U.S. Department of Transportation
Federal Highway Administration
Auxiliary turn lanes—either for left turns or right turns—provide physical separation between turning traffic that is slowing or stopped and adjacent through traffic at approaches to intersections. Turn lanes can be designed to provide for deceleration prior to a turn, as well as for storage of vehicles that are stopped and waiting for the opportunity to complete a turn.
While turn lanes provide measurable safety and operational benefits at many types of intersections, they are particularly helpful at two-way stop-controlled intersections. Crashes occurring at these intersections are often related to turning maneuvers. Since the major route traffic is free flowing and typically travels at higher speeds, crashes that do occur are often severe. The main crash types include collisions of vehicles turning left across opposing through traffic and rear-end collisions of vehicles turning left or right with other vehicles following closely behind. Turn lanes reduce the potential for these types of crashes.
Installing left-turn lanes and/or right-turn lanes should be considered for the major road approaches for improving safety at both three- and four-leg intersections with stop control on the minor road, where significant turning volumes exist, or where there is a history of turn-related crashes. Pedestrian and bicyclist safety and convenience should also be considered when adding turn lanes at an intersection.
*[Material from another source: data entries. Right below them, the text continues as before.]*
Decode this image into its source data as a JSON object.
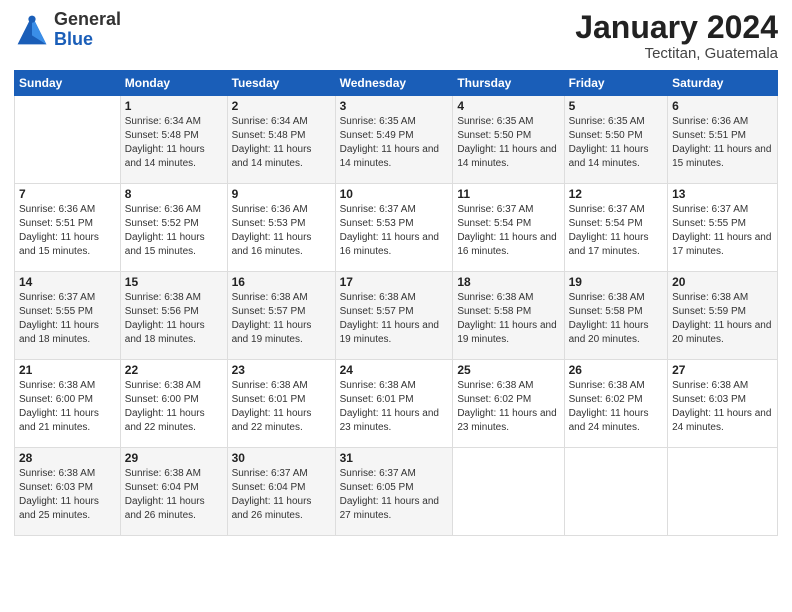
{
  "header": {
    "logo_general": "General",
    "logo_blue": "Blue",
    "title": "January 2024",
    "location": "Tectitan, Guatemala"
  },
  "days_of_week": [
    "Sunday",
    "Monday",
    "Tuesday",
    "Wednesday",
    "Thursday",
    "Friday",
    "Saturday"
  ],
  "weeks": [
    [
      {
        "day": "",
        "sunrise": "",
        "sunset": "",
        "daylight": ""
      },
      {
        "day": "1",
        "sunrise": "Sunrise: 6:34 AM",
        "sunset": "Sunset: 5:48 PM",
        "daylight": "Daylight: 11 hours and 14 minutes."
      },
      {
        "day": "2",
        "sunrise": "Sunrise: 6:34 AM",
        "sunset": "Sunset: 5:48 PM",
        "daylight": "Daylight: 11 hours and 14 minutes."
      },
      {
        "day": "3",
        "sunrise": "Sunrise: 6:35 AM",
        "sunset": "Sunset: 5:49 PM",
        "daylight": "Daylight: 11 hours and 14 minutes."
      },
      {
        "day": "4",
        "sunrise": "Sunrise: 6:35 AM",
        "sunset": "Sunset: 5:50 PM",
        "daylight": "Daylight: 11 hours and 14 minutes."
      },
      {
        "day": "5",
        "sunrise": "Sunrise: 6:35 AM",
        "sunset": "Sunset: 5:50 PM",
        "daylight": "Daylight: 11 hours and 14 minutes."
      },
      {
        "day": "6",
        "sunrise": "Sunrise: 6:36 AM",
        "sunset": "Sunset: 5:51 PM",
        "daylight": "Daylight: 11 hours and 15 minutes."
      }
    ],
    [
      {
        "day": "7",
        "sunrise": "Sunrise: 6:36 AM",
        "sunset": "Sunset: 5:51 PM",
        "daylight": "Daylight: 11 hours and 15 minutes."
      },
      {
        "day": "8",
        "sunrise": "Sunrise: 6:36 AM",
        "sunset": "Sunset: 5:52 PM",
        "daylight": "Daylight: 11 hours and 15 minutes."
      },
      {
        "day": "9",
        "sunrise": "Sunrise: 6:36 AM",
        "sunset": "Sunset: 5:53 PM",
        "daylight": "Daylight: 11 hours and 16 minutes."
      },
      {
        "day": "10",
        "sunrise": "Sunrise: 6:37 AM",
        "sunset": "Sunset: 5:53 PM",
        "daylight": "Daylight: 11 hours and 16 minutes."
      },
      {
        "day": "11",
        "sunrise": "Sunrise: 6:37 AM",
        "sunset": "Sunset: 5:54 PM",
        "daylight": "Daylight: 11 hours and 16 minutes."
      },
      {
        "day": "12",
        "sunrise": "Sunrise: 6:37 AM",
        "sunset": "Sunset: 5:54 PM",
        "daylight": "Daylight: 11 hours and 17 minutes."
      },
      {
        "day": "13",
        "sunrise": "Sunrise: 6:37 AM",
        "sunset": "Sunset: 5:55 PM",
        "daylight": "Daylight: 11 hours and 17 minutes."
      }
    ],
    [
      {
        "day": "14",
        "sunrise": "Sunrise: 6:37 AM",
        "sunset": "Sunset: 5:55 PM",
        "daylight": "Daylight: 11 hours and 18 minutes."
      },
      {
        "day": "15",
        "sunrise": "Sunrise: 6:38 AM",
        "sunset": "Sunset: 5:56 PM",
        "daylight": "Daylight: 11 hours and 18 minutes."
      },
      {
        "day": "16",
        "sunrise": "Sunrise: 6:38 AM",
        "sunset": "Sunset: 5:57 PM",
        "daylight": "Daylight: 11 hours and 19 minutes."
      },
      {
        "day": "17",
        "sunrise": "Sunrise: 6:38 AM",
        "sunset": "Sunset: 5:57 PM",
        "daylight": "Daylight: 11 hours and 19 minutes."
      },
      {
        "day": "18",
        "sunrise": "Sunrise: 6:38 AM",
        "sunset": "Sunset: 5:58 PM",
        "daylight": "Daylight: 11 hours and 19 minutes."
      },
      {
        "day": "19",
        "sunrise": "Sunrise: 6:38 AM",
        "sunset": "Sunset: 5:58 PM",
        "daylight": "Daylight: 11 hours and 20 minutes."
      },
      {
        "day": "20",
        "sunrise": "Sunrise: 6:38 AM",
        "sunset": "Sunset: 5:59 PM",
        "daylight": "Daylight: 11 hours and 20 minutes."
      }
    ],
    [
      {
        "day": "21",
        "sunrise": "Sunrise: 6:38 AM",
        "sunset": "Sunset: 6:00 PM",
        "daylight": "Daylight: 11 hours and 21 minutes."
      },
      {
        "day": "22",
        "sunrise": "Sunrise: 6:38 AM",
        "sunset": "Sunset: 6:00 PM",
        "daylight": "Daylight: 11 hours and 22 minutes."
      },
      {
        "day": "23",
        "sunrise": "Sunrise: 6:38 AM",
        "sunset": "Sunset: 6:01 PM",
        "daylight": "Daylight: 11 hours and 22 minutes."
      },
      {
        "day": "24",
        "sunrise": "Sunrise: 6:38 AM",
        "sunset": "Sunset: 6:01 PM",
        "daylight": "Daylight: 11 hours and 23 minutes."
      },
      {
        "day": "25",
        "sunrise": "Sunrise: 6:38 AM",
        "sunset": "Sunset: 6:02 PM",
        "daylight": "Daylight: 11 hours and 23 minutes."
      },
      {
        "day": "26",
        "sunrise": "Sunrise: 6:38 AM",
        "sunset": "Sunset: 6:02 PM",
        "daylight": "Daylight: 11 hours and 24 minutes."
      },
      {
        "day": "27",
        "sunrise": "Sunrise: 6:38 AM",
        "sunset": "Sunset: 6:03 PM",
        "daylight": "Daylight: 11 hours and 24 minutes."
      }
    ],
    [
      {
        "day": "28",
        "sunrise": "Sunrise: 6:38 AM",
        "sunset": "Sunset: 6:03 PM",
        "daylight": "Daylight: 11 hours and 25 minutes."
      },
      {
        "day": "29",
        "sunrise": "Sunrise: 6:38 AM",
        "sunset": "Sunset: 6:04 PM",
        "daylight": "Daylight: 11 hours and 26 minutes."
      },
      {
        "day": "30",
        "sunrise": "Sunrise: 6:37 AM",
        "sunset": "Sunset: 6:04 PM",
        "daylight": "Daylight: 11 hours and 26 minutes."
      },
      {
        "day": "31",
        "sunrise": "Sunrise: 6:37 AM",
        "sunset": "Sunset: 6:05 PM",
        "daylight": "Daylight: 11 hours and 27 minutes."
      },
      {
        "day": "",
        "sunrise": "",
        "sunset": "",
        "daylight": ""
      },
      {
        "day": "",
        "sunrise": "",
        "sunset": "",
        "daylight": ""
      },
      {
        "day": "",
        "sunrise": "",
        "sunset": "",
        "daylight": ""
      }
    ]
  ]
}
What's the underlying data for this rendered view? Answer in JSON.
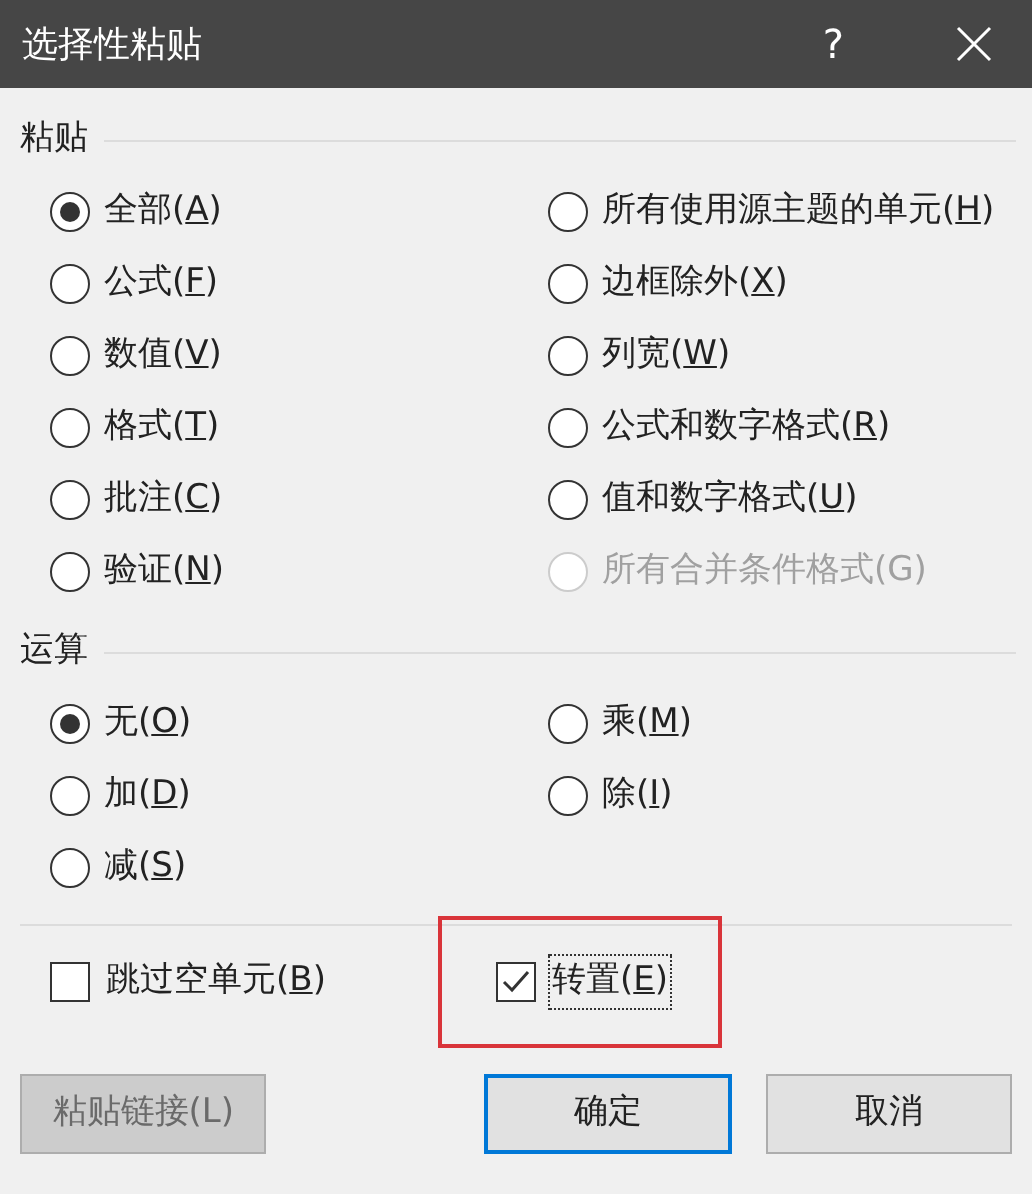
{
  "window": {
    "title": "选择性粘贴",
    "help": "?"
  },
  "paste": {
    "heading": "粘贴",
    "options": [
      {
        "label": "全部(A)",
        "selected": true,
        "disabled": false
      },
      {
        "label": "所有使用源主题的单元(H)",
        "selected": false,
        "disabled": false
      },
      {
        "label": "公式(F)",
        "selected": false,
        "disabled": false
      },
      {
        "label": "边框除外(X)",
        "selected": false,
        "disabled": false
      },
      {
        "label": "数值(V)",
        "selected": false,
        "disabled": false
      },
      {
        "label": "列宽(W)",
        "selected": false,
        "disabled": false
      },
      {
        "label": "格式(T)",
        "selected": false,
        "disabled": false
      },
      {
        "label": "公式和数字格式(R)",
        "selected": false,
        "disabled": false
      },
      {
        "label": "批注(C)",
        "selected": false,
        "disabled": false
      },
      {
        "label": "值和数字格式(U)",
        "selected": false,
        "disabled": false
      },
      {
        "label": "验证(N)",
        "selected": false,
        "disabled": false
      },
      {
        "label": "所有合并条件格式(G)",
        "selected": false,
        "disabled": true
      }
    ]
  },
  "operation": {
    "heading": "运算",
    "options": [
      {
        "label": "无(O)",
        "selected": true,
        "disabled": false
      },
      {
        "label": "乘(M)",
        "selected": false,
        "disabled": false
      },
      {
        "label": "加(D)",
        "selected": false,
        "disabled": false
      },
      {
        "label": "除(I)",
        "selected": false,
        "disabled": false
      },
      {
        "label": "减(S)",
        "selected": false,
        "disabled": false
      }
    ]
  },
  "checkboxes": [
    {
      "label": "跳过空单元(B)",
      "checked": false,
      "focused": false,
      "highlighted": false
    },
    {
      "label": "转置(E)",
      "checked": true,
      "focused": true,
      "highlighted": true
    }
  ],
  "buttons": [
    {
      "label": "粘贴链接(L)",
      "disabled": true,
      "default": false
    },
    {
      "label": "确定",
      "disabled": false,
      "default": true
    },
    {
      "label": "取消",
      "disabled": false,
      "default": false
    }
  ]
}
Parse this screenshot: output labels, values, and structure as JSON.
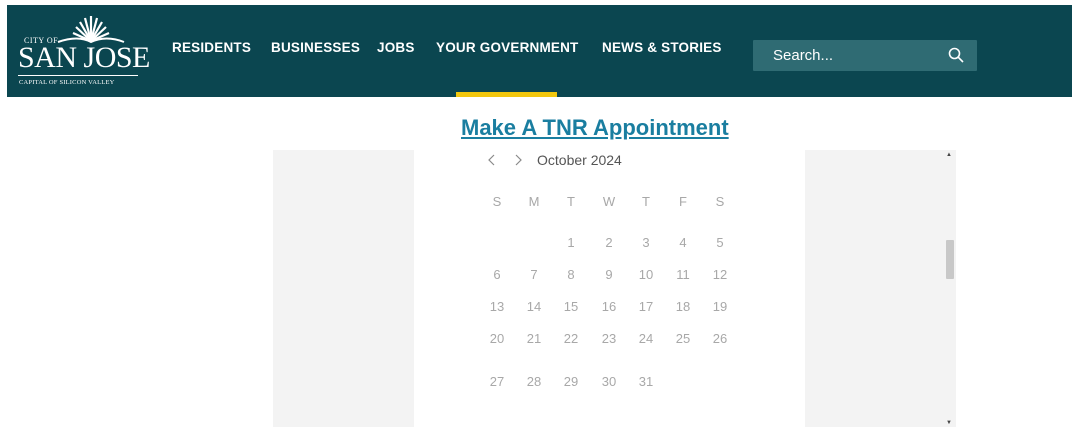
{
  "header": {
    "logo": {
      "city_of": "CITY OF",
      "name": "SAN JOSE",
      "tagline": "CAPITAL OF SILICON VALLEY"
    },
    "nav": [
      "RESIDENTS",
      "BUSINESSES",
      "JOBS",
      "YOUR GOVERNMENT",
      "NEWS & STORIES"
    ],
    "active_nav": "YOUR GOVERNMENT",
    "search": {
      "placeholder": "Search..."
    },
    "colors": {
      "header_bg": "#0b4650",
      "search_bg": "#2f6b73",
      "active_underline": "#f2c70e"
    }
  },
  "main": {
    "title": "Make A TNR Appointment",
    "title_color": "#1a7ea0"
  },
  "calendar": {
    "month_label": "October 2024",
    "weekdays": [
      "S",
      "M",
      "T",
      "W",
      "T",
      "F",
      "S"
    ],
    "weeks": [
      [
        "",
        "",
        "1",
        "2",
        "3",
        "4",
        "5"
      ],
      [
        "6",
        "7",
        "8",
        "9",
        "10",
        "11",
        "12"
      ],
      [
        "13",
        "14",
        "15",
        "16",
        "17",
        "18",
        "19"
      ],
      [
        "20",
        "21",
        "22",
        "23",
        "24",
        "25",
        "26"
      ],
      [
        "27",
        "28",
        "29",
        "30",
        "31",
        "",
        ""
      ]
    ],
    "icons": {
      "prev": "chevron-left-icon",
      "next": "chevron-right-icon"
    }
  }
}
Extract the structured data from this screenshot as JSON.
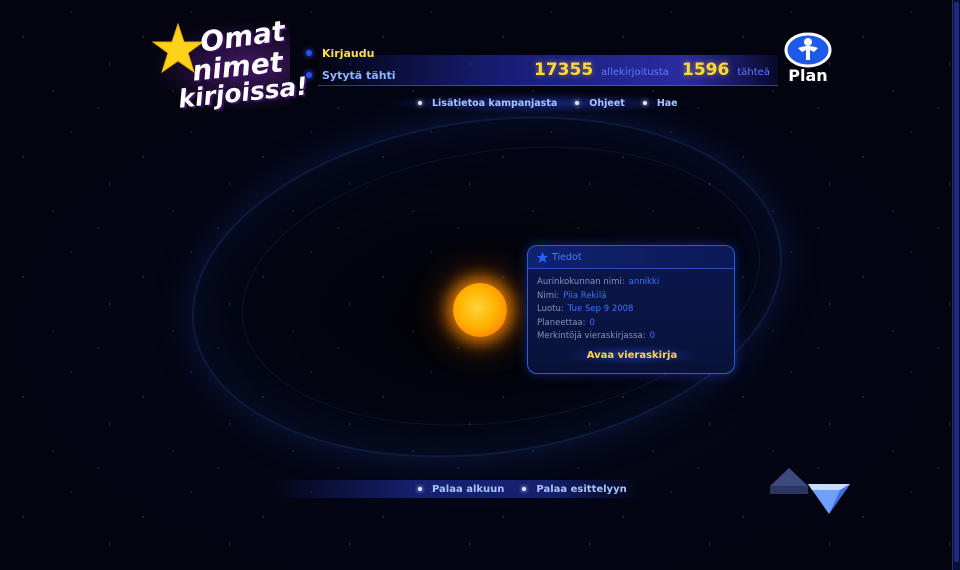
{
  "logo": {
    "line1": "Omat",
    "line2": "nimet",
    "line3": "kirjoissa!"
  },
  "menu": {
    "login": "Kirjaudu",
    "light_star": "Sytytä tähti"
  },
  "counters": {
    "signatures": "17355",
    "signatures_label": "allekirjoitusta",
    "stars": "1596",
    "stars_label": "tähteä"
  },
  "brand": {
    "plan": "Plan"
  },
  "subnav": {
    "more_info": "Lisätietoa kampanjasta",
    "instructions": "Ohjeet",
    "search": "Hae"
  },
  "info_panel": {
    "title": "Tiedot",
    "rows": [
      {
        "key": "Aurinkokunnan nimi:",
        "value": "annikki"
      },
      {
        "key": "Nimi:",
        "value": "Piia Rekilä"
      },
      {
        "key": "Luotu:",
        "value": "Tue Sep 9 2008"
      },
      {
        "key": "Planeettaa:",
        "value": "0"
      },
      {
        "key": "Merkintöjä vieraskirjassa:",
        "value": "0"
      }
    ],
    "guestbook_button": "Avaa vieraskirja"
  },
  "bottomnav": {
    "back_to_start": "Palaa alkuun",
    "back_to_intro": "Palaa esittelyyn"
  },
  "colors": {
    "accent_yellow": "#ffd83a",
    "link_blue": "#a6c4ff",
    "value_blue": "#3d72ff",
    "panel_border": "#2e5ae0",
    "sun": "#ffb300"
  },
  "icons": {
    "logo_star": "star-icon",
    "panel_star": "star-icon",
    "plan_logo": "plan-logo-icon",
    "arrow_up": "arrow-up-icon",
    "arrow_down": "arrow-down-icon"
  }
}
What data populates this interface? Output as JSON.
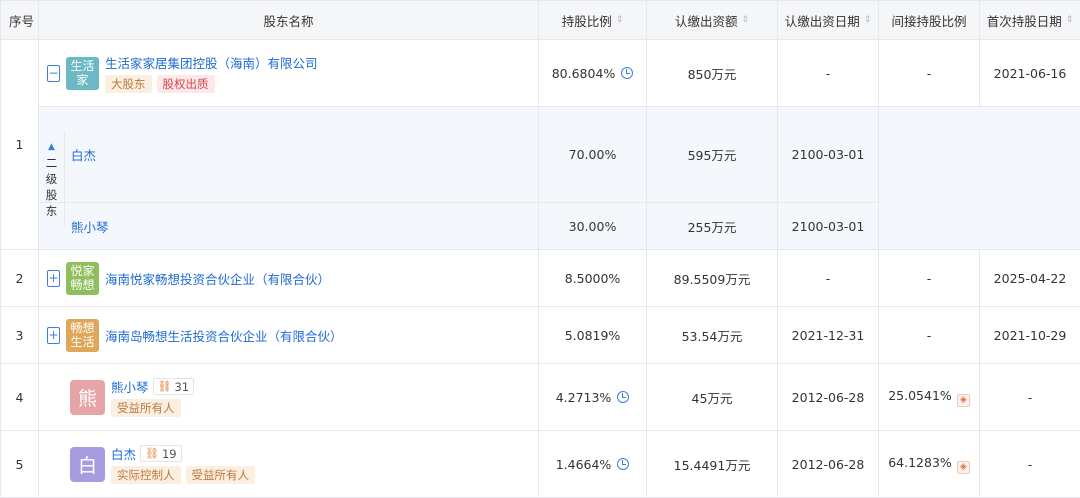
{
  "headers": {
    "index": "序号",
    "name": "股东名称",
    "share_ratio": "持股比例",
    "subscribed_amount": "认缴出资额",
    "subscribed_date": "认缴出资日期",
    "indirect_ratio": "间接持股比例",
    "first_hold_date": "首次持股日期"
  },
  "level_label": [
    "二",
    "级",
    "股",
    "东"
  ],
  "rows": [
    {
      "index": "1",
      "toggle": "−",
      "logo_text": "生活家",
      "logo_color": "#6bb9c4",
      "name": "生活家家居集团控股（海南）有限公司",
      "tags": [
        "大股东",
        "股权出质"
      ],
      "share_ratio": "80.6804%",
      "subscribed_amount": "850万元",
      "subscribed_date": "-",
      "indirect_ratio": "-",
      "first_hold_date": "2021-06-16",
      "children": [
        {
          "name": "白杰",
          "share_ratio": "70.00%",
          "subscribed_amount": "595万元",
          "subscribed_date": "2100-03-01"
        },
        {
          "name": "熊小琴",
          "share_ratio": "30.00%",
          "subscribed_amount": "255万元",
          "subscribed_date": "2100-03-01"
        }
      ]
    },
    {
      "index": "2",
      "toggle": "+",
      "logo_text": "悦家畅想",
      "logo_color": "#8fbf5a",
      "name": "海南悦家畅想投资合伙企业（有限合伙）",
      "share_ratio": "8.5000%",
      "subscribed_amount": "89.5509万元",
      "subscribed_date": "-",
      "indirect_ratio": "-",
      "first_hold_date": "2025-04-22"
    },
    {
      "index": "3",
      "toggle": "+",
      "logo_text": "畅想生活",
      "logo_color": "#e0a75a",
      "name": "海南岛畅想生活投资合伙企业（有限合伙）",
      "share_ratio": "5.0819%",
      "subscribed_amount": "53.54万元",
      "subscribed_date": "2021-12-31",
      "indirect_ratio": "-",
      "first_hold_date": "2021-10-29"
    },
    {
      "index": "4",
      "avatar_text": "熊",
      "avatar_color": "#e7a4a8",
      "name": "熊小琴",
      "count": "31",
      "tags": [
        "受益所有人"
      ],
      "share_ratio": "4.2713%",
      "subscribed_amount": "45万元",
      "subscribed_date": "2012-06-28",
      "indirect_ratio": "25.0541%",
      "first_hold_date": "-"
    },
    {
      "index": "5",
      "avatar_text": "白",
      "avatar_color": "#a99be0",
      "name": "白杰",
      "count": "19",
      "tags": [
        "实际控制人",
        "受益所有人"
      ],
      "share_ratio": "1.4664%",
      "subscribed_amount": "15.4491万元",
      "subscribed_date": "2012-06-28",
      "indirect_ratio": "64.1283%",
      "first_hold_date": "-"
    }
  ]
}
Specifically, offset left- and right-turn lanes will lengthen crossing distances for pedestrians.
Offset Turn Lanes
Providing offset of left- and right-turn lanes to increase visibility can provide added safety benefits, and is preferable in many situations, particularly at locations with higher speeds, or where free-flow or permissive movements are possible.
At turn lanes with zero or negative offset, turning vehicles can block sightlines. For left-turn lanes, this usually involves opposing left-turning vehicles occupying the turn lanes at the same time. For right-turn lanes, this typically involves right-turning vehicles from the major road and vehicles entering the intersection from the minor road. In both scenarios, adding positive offset to turn lanes enhances the sight distance to approaching vehicles that conflict with the turning movement. Offset turn lanes should be considered when there is a high frequency of these types of conflicts in order to reduce the likelihood of a severe crash.
Illustration comparing zero offset to positive offset of left- and right-turn lanes. Source: FHWA
2. (CMF ID: 6096) Persaud et al. Safety Evaluation of Offset Improvements for Left-Turn Lanes. FHWA-HRT-09-035, (2009).